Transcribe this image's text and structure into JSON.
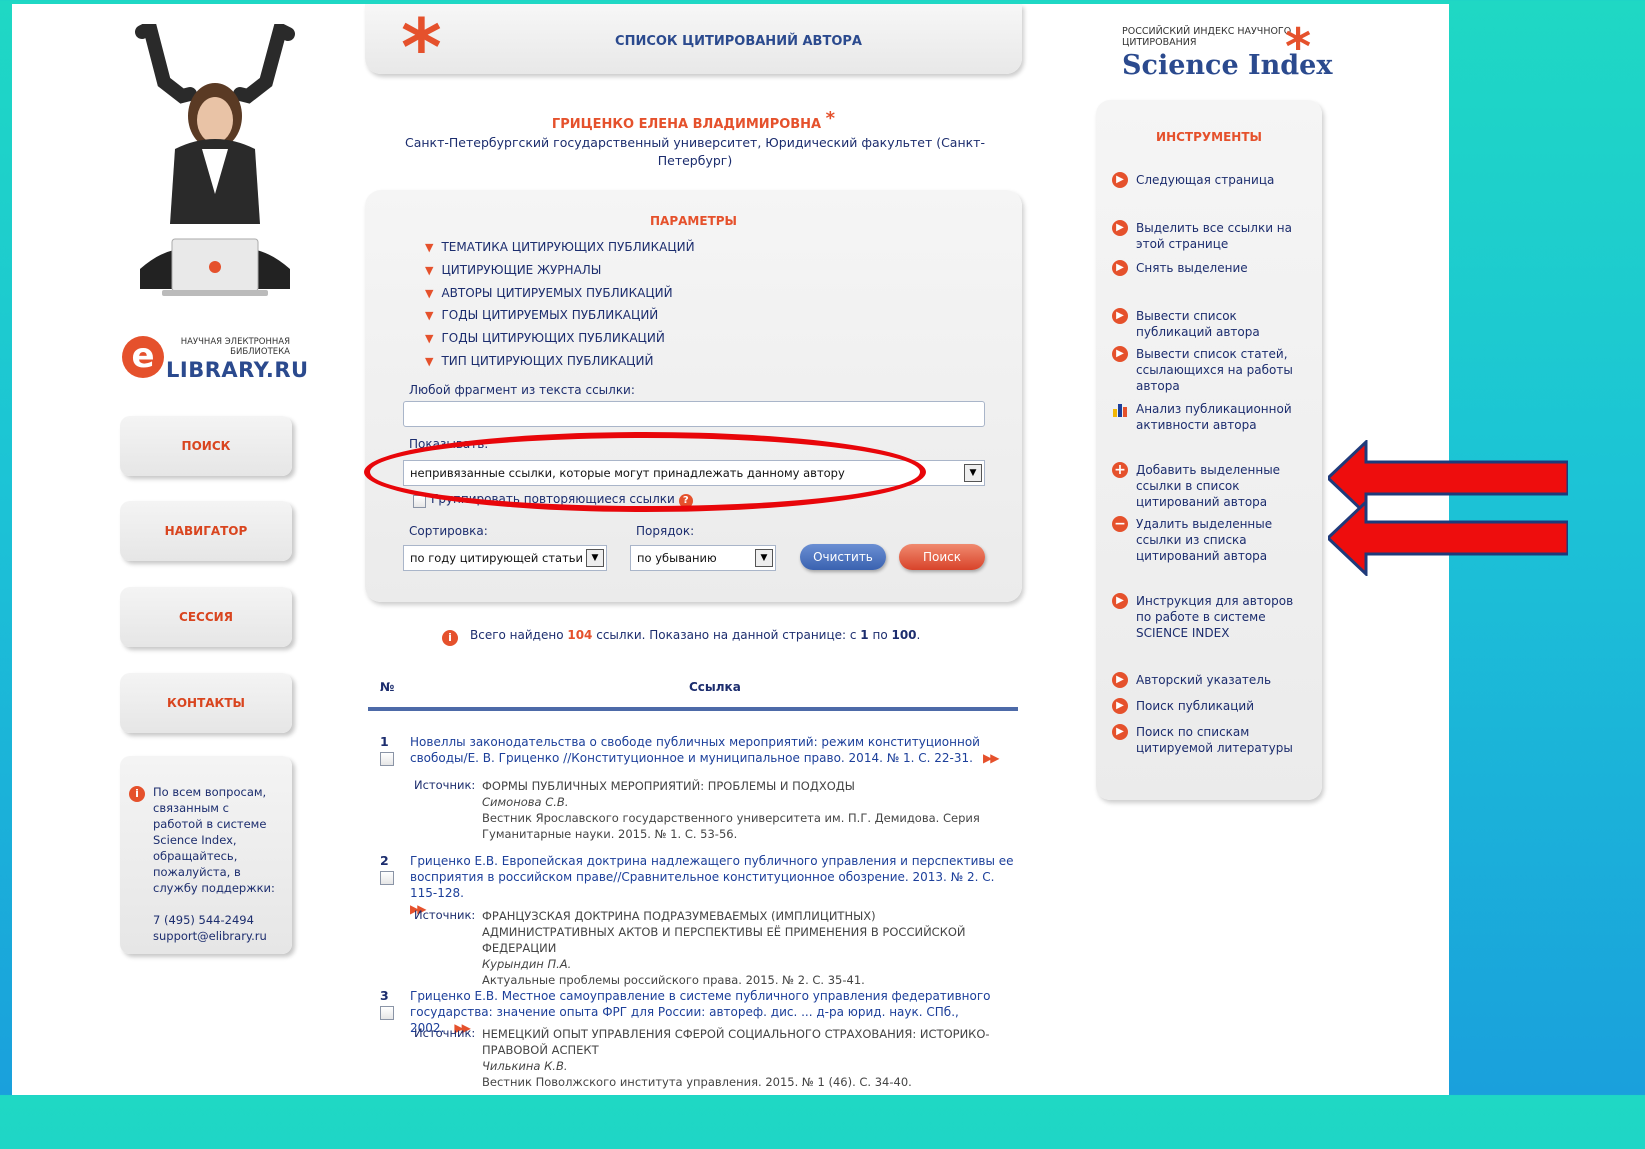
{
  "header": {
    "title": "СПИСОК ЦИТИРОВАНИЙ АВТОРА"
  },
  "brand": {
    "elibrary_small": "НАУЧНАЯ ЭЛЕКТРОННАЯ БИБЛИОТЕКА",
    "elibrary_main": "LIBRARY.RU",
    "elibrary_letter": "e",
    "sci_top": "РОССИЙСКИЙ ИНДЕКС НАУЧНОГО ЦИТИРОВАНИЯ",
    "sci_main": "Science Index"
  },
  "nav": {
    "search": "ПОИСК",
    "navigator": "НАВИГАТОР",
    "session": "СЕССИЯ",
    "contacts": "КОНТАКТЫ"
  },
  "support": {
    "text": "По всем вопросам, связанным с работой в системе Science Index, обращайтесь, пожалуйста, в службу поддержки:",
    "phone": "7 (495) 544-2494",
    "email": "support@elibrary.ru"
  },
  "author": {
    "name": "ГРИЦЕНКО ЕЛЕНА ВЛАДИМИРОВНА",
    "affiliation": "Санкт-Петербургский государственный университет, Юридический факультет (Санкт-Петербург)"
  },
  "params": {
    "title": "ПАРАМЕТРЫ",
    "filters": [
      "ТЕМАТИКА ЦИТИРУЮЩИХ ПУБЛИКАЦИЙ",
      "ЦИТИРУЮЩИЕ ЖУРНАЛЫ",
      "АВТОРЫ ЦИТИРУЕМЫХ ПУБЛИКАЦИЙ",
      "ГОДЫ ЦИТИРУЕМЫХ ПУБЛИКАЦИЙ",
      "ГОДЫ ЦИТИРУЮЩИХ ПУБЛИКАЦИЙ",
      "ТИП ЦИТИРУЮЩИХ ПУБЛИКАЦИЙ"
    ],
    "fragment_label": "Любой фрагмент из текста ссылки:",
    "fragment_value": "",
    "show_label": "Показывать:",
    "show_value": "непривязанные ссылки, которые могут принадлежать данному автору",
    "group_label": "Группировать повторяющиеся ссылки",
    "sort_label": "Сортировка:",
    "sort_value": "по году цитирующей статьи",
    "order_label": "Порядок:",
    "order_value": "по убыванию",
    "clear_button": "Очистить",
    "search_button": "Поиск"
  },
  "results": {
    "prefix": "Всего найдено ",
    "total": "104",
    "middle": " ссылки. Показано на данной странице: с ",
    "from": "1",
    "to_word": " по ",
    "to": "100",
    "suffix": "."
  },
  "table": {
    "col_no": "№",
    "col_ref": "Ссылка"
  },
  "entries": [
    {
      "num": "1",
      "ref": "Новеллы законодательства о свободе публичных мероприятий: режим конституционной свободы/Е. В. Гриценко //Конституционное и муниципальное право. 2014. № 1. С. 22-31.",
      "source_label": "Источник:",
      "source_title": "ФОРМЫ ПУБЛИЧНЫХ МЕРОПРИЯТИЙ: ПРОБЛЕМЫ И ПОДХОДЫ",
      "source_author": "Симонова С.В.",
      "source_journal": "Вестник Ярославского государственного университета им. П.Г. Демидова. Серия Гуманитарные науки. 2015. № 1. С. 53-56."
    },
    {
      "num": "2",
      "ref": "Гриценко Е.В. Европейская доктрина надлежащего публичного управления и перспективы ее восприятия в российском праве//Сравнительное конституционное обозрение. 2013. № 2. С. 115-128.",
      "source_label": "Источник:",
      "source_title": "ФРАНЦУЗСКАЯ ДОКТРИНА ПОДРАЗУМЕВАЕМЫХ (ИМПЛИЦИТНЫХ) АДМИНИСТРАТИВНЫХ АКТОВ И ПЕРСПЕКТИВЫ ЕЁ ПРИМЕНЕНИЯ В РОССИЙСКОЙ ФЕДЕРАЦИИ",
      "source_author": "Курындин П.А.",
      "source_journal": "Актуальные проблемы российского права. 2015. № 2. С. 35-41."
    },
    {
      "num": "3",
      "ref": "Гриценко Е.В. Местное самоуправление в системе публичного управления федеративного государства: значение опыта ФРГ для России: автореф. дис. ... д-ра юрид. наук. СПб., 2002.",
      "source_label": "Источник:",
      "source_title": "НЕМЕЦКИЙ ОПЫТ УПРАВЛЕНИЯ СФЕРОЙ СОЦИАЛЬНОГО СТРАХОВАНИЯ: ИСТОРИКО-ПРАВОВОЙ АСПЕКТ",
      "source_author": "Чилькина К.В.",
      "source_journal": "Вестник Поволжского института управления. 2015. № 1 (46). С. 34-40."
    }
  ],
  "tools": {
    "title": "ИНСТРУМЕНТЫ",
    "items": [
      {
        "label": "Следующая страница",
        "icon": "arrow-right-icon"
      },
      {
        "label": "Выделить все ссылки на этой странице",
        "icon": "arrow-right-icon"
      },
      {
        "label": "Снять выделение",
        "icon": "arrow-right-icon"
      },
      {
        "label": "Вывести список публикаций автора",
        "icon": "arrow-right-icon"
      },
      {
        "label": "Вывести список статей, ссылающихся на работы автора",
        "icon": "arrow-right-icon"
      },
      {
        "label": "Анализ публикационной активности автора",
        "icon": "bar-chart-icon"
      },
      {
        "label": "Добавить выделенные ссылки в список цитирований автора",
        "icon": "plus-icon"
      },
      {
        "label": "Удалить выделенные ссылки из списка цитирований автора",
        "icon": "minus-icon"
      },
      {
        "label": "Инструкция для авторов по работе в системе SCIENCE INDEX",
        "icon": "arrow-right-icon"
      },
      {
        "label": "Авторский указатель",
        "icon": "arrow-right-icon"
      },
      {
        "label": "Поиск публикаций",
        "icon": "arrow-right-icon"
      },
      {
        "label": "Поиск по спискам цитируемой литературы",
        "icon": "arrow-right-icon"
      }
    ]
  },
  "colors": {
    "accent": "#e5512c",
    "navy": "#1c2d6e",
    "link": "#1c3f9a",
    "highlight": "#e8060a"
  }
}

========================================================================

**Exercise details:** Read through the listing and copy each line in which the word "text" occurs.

**Answer:**
Transcribe this image's text and structure into JSON.
    "text": "По всем вопросам, связанным с работой в системе Science Index, обращайтесь, пожалуйста, в службу поддержки:",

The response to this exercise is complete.